In cytometry, quantitative interpretation of cell function and morphology at a single-cell level can be accomplished through many different approaches that range in how the detectors function, excitation light is delivered, cells are moved (fluidics), and data are processed. Moreover, cytometers have been adapted for imaging, mass spectrometry, full spectral analyses, unique sorting/lab-on-a-chip approaches, and machine learning. Yet among the plethora of ways a cell can be quantified as it passes a laser beam, fluorescence decay is rarely captured. The average time fluorescent molecules within the cell spend in the excited state is typically ignored because of the challenges related to evaluating fluorescence lifetimes at a high throughput. Over several years, our laboratory has taken cytometers and introduced a variety of lifetime technologies onto these systems for analysis and sorting. Lifetime sensing with cytometry is achievable using a wide range of cytometric architectures. Some examples of these approaches will be discussed, as will new protocols and applications we are developing. The main cellular assays that we focus on include measurements of Förster resonance energy transfer and metabolic mapping of cells by NAD(P)H lifetime sensing. It is non-trivial to capture heterogeneous time-resolved information from several different excitable molecules when excitation is observed from single cells and particles in fluidic states. Therefore, the opportunities for addressing such challenges will also be presented. Additionally, the experiences had by Dr. Houston during her career will be discussed including current opportunities for diversifying academia and the challenges for women in engineering.

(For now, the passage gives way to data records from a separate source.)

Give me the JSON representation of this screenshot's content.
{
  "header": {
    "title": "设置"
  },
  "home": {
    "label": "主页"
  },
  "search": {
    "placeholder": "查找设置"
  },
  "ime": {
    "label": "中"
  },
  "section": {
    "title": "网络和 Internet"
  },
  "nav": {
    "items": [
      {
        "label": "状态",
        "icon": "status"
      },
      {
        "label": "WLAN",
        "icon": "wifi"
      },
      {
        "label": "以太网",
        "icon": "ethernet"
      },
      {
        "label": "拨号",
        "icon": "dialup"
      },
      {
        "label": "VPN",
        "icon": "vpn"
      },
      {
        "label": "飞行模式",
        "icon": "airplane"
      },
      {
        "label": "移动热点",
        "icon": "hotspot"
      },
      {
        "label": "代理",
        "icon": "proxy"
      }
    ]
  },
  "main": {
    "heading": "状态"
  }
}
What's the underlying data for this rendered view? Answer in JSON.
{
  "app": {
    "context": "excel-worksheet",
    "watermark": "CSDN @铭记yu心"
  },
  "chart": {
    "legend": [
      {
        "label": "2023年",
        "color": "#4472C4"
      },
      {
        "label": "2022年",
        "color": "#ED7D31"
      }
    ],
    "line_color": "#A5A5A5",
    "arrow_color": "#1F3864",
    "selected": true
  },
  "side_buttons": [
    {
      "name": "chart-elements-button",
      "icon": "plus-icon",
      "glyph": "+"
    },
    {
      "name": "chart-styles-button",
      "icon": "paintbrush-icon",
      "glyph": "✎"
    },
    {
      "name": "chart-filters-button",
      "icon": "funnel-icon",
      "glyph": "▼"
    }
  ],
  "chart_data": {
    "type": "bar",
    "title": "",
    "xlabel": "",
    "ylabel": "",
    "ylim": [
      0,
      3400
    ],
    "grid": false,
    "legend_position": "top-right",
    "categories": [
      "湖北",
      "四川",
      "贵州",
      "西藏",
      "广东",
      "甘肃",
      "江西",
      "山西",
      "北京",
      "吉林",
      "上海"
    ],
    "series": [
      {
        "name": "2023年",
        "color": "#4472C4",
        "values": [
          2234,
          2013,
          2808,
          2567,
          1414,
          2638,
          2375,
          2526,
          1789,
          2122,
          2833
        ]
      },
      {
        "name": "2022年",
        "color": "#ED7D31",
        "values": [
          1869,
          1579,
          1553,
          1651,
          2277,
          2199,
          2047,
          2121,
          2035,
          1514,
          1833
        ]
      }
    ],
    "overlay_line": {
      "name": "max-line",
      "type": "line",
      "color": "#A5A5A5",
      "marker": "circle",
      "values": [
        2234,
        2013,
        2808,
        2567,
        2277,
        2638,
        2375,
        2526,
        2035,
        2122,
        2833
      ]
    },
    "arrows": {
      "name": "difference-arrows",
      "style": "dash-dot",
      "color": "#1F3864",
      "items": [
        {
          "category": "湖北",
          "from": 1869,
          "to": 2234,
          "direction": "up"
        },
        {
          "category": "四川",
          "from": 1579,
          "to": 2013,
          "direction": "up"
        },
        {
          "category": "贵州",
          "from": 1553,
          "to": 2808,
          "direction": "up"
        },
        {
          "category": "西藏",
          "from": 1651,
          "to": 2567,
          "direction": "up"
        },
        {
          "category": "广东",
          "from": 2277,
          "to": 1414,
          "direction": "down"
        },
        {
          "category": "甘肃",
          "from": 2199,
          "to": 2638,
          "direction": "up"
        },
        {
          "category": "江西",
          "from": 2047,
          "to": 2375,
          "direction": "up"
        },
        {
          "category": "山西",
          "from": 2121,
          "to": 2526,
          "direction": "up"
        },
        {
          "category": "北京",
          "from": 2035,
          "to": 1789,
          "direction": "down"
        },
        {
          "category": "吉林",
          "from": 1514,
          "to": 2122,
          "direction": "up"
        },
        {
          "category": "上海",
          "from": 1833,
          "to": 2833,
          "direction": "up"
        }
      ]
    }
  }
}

- Discuss the benefits of time resolved flow cytometry
- Compare and contrast lifetime analysis for imaging and cell sorting
- List various ways in which lifetime as a cytometric parameter enhances cytometry assays and protocols
- Discuss current challenges faced in academia by women in STEM
- List opportunities for enhancing diversity at your institution and developing plans for inclusion and equity.
Who Should Attend
The broad cytometry community and scientists interested in topics related to diversity and inclusion.
CMLE Credit: 1.0